*Directions for this task:*
The required output is all lines below that contain the word "slot".

*Source material:*
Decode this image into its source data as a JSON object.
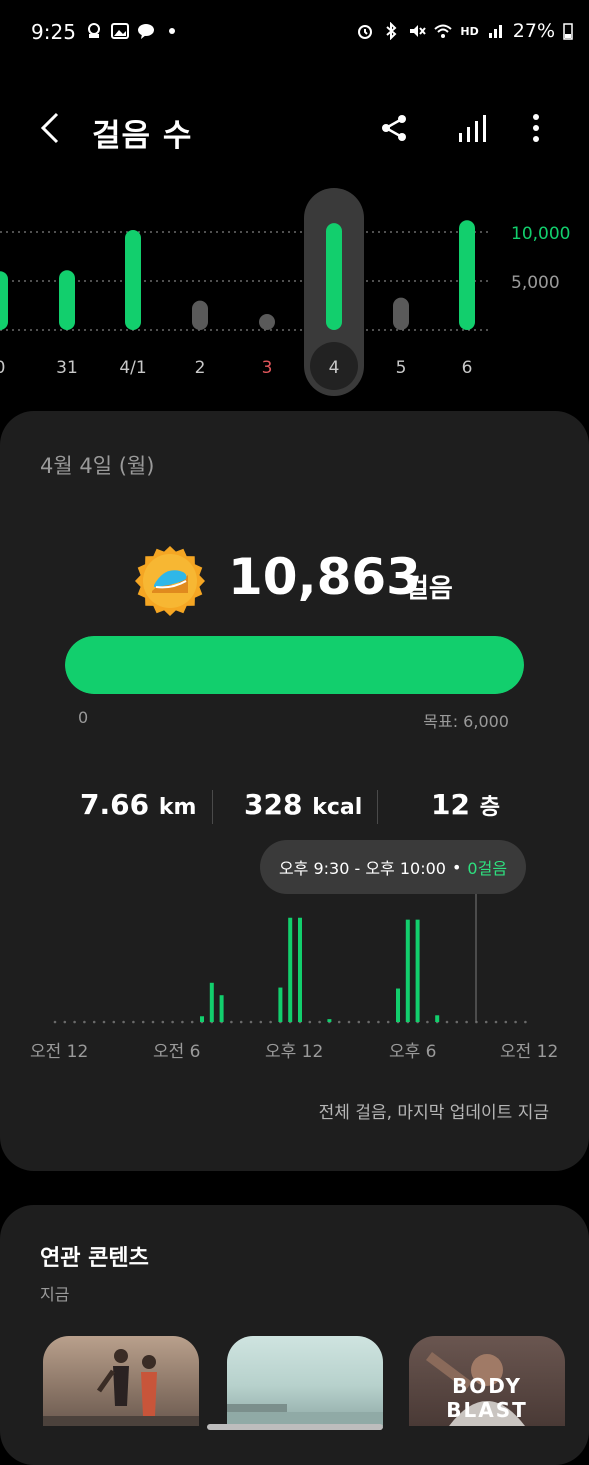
{
  "status_bar": {
    "time": "9:25",
    "battery": "27%",
    "hd_label": "HD"
  },
  "header": {
    "title": "걸음 수"
  },
  "daily_chart": {
    "days": [
      "0",
      "31",
      "4/1",
      "2",
      "3",
      "4",
      "5",
      "6"
    ],
    "values": [
      6000,
      6100,
      10200,
      3000,
      600,
      10900,
      3300,
      11200
    ],
    "goal_met": [
      true,
      true,
      true,
      false,
      false,
      true,
      false,
      true
    ],
    "selected_index": 5,
    "holiday_index": 4,
    "ref_lines": [
      "10,000",
      "5,000"
    ],
    "ref_values": [
      10000,
      5000
    ]
  },
  "summary": {
    "date": "4월 4일 (월)",
    "steps": "10,863",
    "steps_unit": "걸음",
    "progress_min": "0",
    "progress_goal": "목표: 6,000",
    "progress_fraction": 1.0,
    "distance_value": "7.66",
    "distance_unit": "km",
    "calories_value": "328",
    "calories_unit": "kcal",
    "floors_value": "12",
    "floors_unit": "층",
    "tooltip_time": "오후 9:30 - 오후 10:00",
    "tooltip_dot": "•",
    "tooltip_steps": "0걸음",
    "hourly_labels": [
      "오전 12",
      "오전 6",
      "오후 12",
      "오후 6",
      "오전 12"
    ],
    "hourly_values": [
      0,
      0,
      0,
      0,
      0,
      0,
      0,
      0,
      0,
      0,
      0,
      0,
      0,
      0,
      0,
      0,
      0,
      0,
      0,
      0,
      0,
      0,
      0,
      0,
      0,
      0,
      0,
      0,
      0,
      0,
      0,
      0,
      0,
      0,
      0,
      0,
      0,
      0,
      0,
      0,
      0,
      0,
      0,
      0,
      0,
      0,
      0,
      0,
      0,
      0,
      0,
      0,
      0,
      0,
      0,
      0,
      0,
      0,
      0,
      0,
      0,
      0,
      0,
      0,
      0,
      0,
      0,
      0,
      0,
      0,
      0,
      0,
      0,
      0,
      0,
      0,
      0,
      0,
      0,
      0,
      0,
      0,
      0,
      0,
      0,
      0,
      0,
      0,
      0,
      0,
      0,
      0,
      0,
      0,
      0,
      0
    ],
    "hourly_bars": [
      {
        "slot": 15,
        "value": 120
      },
      {
        "slot": 16,
        "value": 820
      },
      {
        "slot": 17,
        "value": 560
      },
      {
        "slot": 23,
        "value": 720
      },
      {
        "slot": 24,
        "value": 2180
      },
      {
        "slot": 25,
        "value": 2180
      },
      {
        "slot": 28,
        "value": 60
      },
      {
        "slot": 35,
        "value": 700
      },
      {
        "slot": 36,
        "value": 2140
      },
      {
        "slot": 37,
        "value": 2140
      },
      {
        "slot": 39,
        "value": 140
      }
    ],
    "hourly_max": 2300,
    "update_note": "전체 걸음, 마지막 업데이트 지금"
  },
  "related": {
    "title": "연관 콘텐츠",
    "subtitle": "지금",
    "thumb_3_text": "BODY BLAST"
  },
  "colors": {
    "accent": "#12cf6d",
    "inactive": "#5a5a5a",
    "holiday": "#e0565b",
    "card": "#1e1e1e"
  }
}
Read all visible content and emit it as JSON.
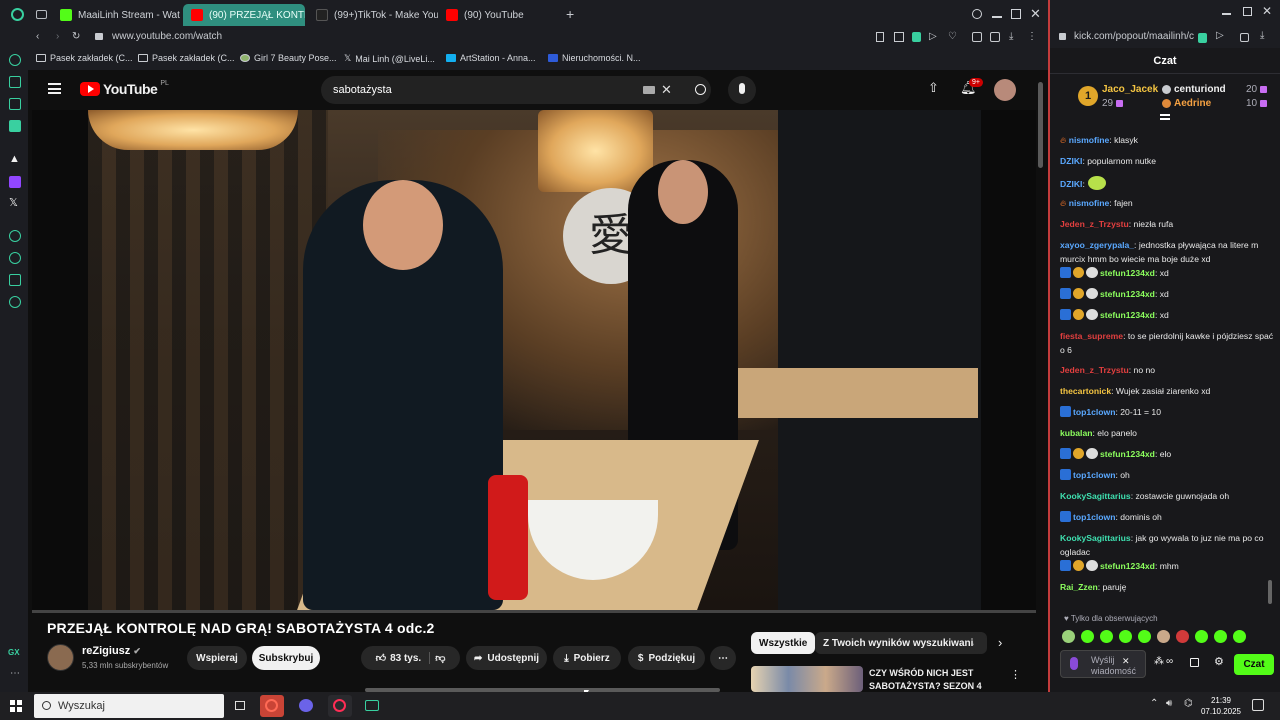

*Result:*
        "slot": 15,
        "slot": 16,
        "slot": 17,
        "slot": 23,
        "slot": 24,
        "slot": 25,
        "slot": 28,
        "slot": 35,
        "slot": 36,
        "slot": 37,
        "slot": 39,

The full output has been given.